3
$\begingroup$

I'm just trying to make sure I have this right:

(b) Give a proof by contradiction of: “If n is an odd integer, then n 2 is odd.”

$n = 2k-1$

$n^2 = (2k-1)^2$

$a = n$ is odd

$b = n^2$ is odd

Since any integer $k$ multiplied by $2$ is even, and we subtract $1$, we get an odd result. That odd result, when squared, is always odd. Therefore, to assume that $n^2$ is even is actually a false statement, giving the following:

$a \rightarrow \neg b$

$TRUE \rightarrow FALSE$

$FALSE$

(c) Give a proof by contraposition of: “If n is an odd integer, then n + 2 is odd.”

$n = 2k-1$

$n+2 = 2k+1$

$a = n$ is odd

$b = n+2$ is odd

Any integer $k$ multiplied by 2 is even, and subtracting 1 is always an odd result. Any odd result + 2 is still odd, so $a$ and $b$ are true. Assuming n+2 is even and n as even would be false statements, so we get the following:

$\neg b \rightarrow \neg a$

$FALSE \rightarrow FALSE$

$TRUE$

$\endgroup$
2
  • 4
    $\begingroup$ Well, they aren'ts proofs by contradiction. They are direct proof that n^2 is odd and then you claim if it were even it'd be false. To do a proof by contradiction START with the assumption that n^2 is even. $\endgroup$
    – fleablood
    Commented Oct 13, 2015 at 2:26
  • $\begingroup$ It is better to write a \iff n is odd which turns into $a \iff n$ is odd , than $a=n $ is odd. $\endgroup$ Commented Oct 13, 2015 at 5:53

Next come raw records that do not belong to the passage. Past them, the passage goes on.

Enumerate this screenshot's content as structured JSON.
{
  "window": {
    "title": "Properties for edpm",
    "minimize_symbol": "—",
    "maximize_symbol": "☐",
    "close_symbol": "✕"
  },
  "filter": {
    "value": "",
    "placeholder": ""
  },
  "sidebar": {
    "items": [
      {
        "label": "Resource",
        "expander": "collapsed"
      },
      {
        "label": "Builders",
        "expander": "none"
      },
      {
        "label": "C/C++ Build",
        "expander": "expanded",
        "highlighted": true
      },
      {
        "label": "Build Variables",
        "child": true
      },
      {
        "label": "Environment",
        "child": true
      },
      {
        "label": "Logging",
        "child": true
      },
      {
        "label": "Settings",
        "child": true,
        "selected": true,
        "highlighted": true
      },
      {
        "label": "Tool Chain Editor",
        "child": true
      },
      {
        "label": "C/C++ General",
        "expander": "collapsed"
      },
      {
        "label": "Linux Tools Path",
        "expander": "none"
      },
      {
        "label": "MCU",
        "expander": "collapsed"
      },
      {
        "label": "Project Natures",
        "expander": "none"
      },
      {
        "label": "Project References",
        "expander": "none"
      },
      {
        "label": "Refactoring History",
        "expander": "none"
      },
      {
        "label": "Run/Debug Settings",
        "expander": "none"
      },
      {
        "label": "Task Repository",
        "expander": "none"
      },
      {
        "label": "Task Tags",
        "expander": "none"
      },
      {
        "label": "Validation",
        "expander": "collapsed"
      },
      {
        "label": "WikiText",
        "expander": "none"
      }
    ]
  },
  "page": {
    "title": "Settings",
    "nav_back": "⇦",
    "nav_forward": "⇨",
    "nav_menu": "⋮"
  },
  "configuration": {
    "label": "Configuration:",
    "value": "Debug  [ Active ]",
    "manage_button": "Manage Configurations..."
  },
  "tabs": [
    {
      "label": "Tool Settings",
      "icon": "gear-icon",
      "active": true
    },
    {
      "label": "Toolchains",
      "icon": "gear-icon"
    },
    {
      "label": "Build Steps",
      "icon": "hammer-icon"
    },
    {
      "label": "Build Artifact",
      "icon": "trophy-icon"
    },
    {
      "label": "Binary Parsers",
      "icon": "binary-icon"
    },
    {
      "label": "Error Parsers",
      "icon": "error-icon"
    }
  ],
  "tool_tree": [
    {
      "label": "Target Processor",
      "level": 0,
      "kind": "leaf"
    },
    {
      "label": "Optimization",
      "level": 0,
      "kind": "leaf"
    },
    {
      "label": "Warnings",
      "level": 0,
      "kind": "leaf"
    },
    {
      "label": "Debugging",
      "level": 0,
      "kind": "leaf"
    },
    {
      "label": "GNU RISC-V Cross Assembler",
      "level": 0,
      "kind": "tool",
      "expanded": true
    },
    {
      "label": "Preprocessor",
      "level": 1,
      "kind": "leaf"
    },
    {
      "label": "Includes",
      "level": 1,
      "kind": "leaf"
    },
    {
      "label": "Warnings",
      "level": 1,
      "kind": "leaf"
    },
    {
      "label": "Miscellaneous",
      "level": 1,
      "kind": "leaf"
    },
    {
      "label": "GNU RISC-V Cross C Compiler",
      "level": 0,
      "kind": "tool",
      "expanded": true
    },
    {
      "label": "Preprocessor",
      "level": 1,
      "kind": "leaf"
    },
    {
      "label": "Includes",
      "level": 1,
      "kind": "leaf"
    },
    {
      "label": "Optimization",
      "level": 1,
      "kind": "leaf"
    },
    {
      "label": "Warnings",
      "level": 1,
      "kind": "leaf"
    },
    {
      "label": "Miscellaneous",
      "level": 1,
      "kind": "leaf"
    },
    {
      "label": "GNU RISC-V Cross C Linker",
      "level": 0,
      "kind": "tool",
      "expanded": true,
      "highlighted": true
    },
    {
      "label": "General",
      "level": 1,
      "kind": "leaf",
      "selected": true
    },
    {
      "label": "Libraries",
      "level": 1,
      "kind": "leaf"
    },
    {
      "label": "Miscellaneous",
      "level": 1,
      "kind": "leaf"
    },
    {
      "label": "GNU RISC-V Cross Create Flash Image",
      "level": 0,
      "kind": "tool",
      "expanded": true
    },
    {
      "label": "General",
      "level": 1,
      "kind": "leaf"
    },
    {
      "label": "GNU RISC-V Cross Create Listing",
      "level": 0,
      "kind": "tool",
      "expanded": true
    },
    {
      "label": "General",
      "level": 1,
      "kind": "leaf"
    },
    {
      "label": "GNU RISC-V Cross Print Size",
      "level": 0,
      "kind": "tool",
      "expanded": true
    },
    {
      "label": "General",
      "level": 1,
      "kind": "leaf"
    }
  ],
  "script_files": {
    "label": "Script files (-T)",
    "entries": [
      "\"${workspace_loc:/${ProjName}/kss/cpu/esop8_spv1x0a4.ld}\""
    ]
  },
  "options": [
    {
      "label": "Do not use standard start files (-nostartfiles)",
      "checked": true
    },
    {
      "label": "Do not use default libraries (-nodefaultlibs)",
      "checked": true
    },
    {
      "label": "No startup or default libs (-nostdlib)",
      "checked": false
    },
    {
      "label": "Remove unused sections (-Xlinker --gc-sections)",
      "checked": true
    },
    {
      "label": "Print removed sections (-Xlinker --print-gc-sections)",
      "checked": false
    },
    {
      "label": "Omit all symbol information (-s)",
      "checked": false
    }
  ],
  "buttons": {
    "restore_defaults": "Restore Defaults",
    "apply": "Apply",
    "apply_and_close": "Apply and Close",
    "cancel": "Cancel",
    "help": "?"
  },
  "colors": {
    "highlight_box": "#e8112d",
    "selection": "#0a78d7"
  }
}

2 Answers 2

2
$\begingroup$

Why are you using a contradiction to prove something? $$(2k+1)(2k+1)= \text{ even+even+even}+1!$$ that's the simple way.

$\endgroup$
2
  • $\begingroup$ Sorry to be bringing this valid answer from 9 years ago up, but I think the OP needed to prove the statement by contradiction (not that I disagree with your way of solving it😀). $\endgroup$
    – GSmith
    Commented Jun 10 at 10:51
  • $\begingroup$ Don't mind. I don't understand what is wrong with the way of arguing w.r.t. being odd. Odd=Even+1, thus Odd times Odd equals Even +1. Assume n^2 is even, then n is even, against n is odd. $\endgroup$ Commented Jun 11 at 17:36
2
$\begingroup$

Given: (A) $n$ is odd. Prove (B): $n^2$ is odd.

Your proof is not valid, since in your statement that "that odd result, when squared, is always odd" you have assumed that which was to be proven.

The steps to prove this by contradiction (which is indeed more roundabout than the simplest available proof!) would be:

Assume (B) is false. Then $n^2$ is not odd. By the definition of "odd", there does not exist any integer $m$ such that $n^2 = 2m+1$.

In particular, since for all integer $r$, $2r^2+2r$ ias also an integer, there is no integer $r$ such that $n^2 = 2(2r^2+2r) + 1$.

This implies there is no integer $r$ such that $n^2=4r^2 + 4r + 1$, which implies there is no integer $r$ such that $n=2r+1$ (for if there was, then square both sides to obtain $n^2=4r^2 + 4r + 1$).

So by the definition of "odd", using the symbol $r$ in place of the symbol $m$, $n$ is not odd. But this contradicts (A) -- $n$ is odd -- which was given to be true.

Thus having assumed (B) is false, we have reached a contradiction. Assuming that we accept proofs by contradiction, we have thus proved that (B) is true.

--

You have made the same mistake in the second case, using the theorem that was to be proven, as part of your proof, when you say "any odd result plus two is still odd."

$\endgroup$

You must log in to answer this question.

Not the answer you're looking for? Browse other questions tagged .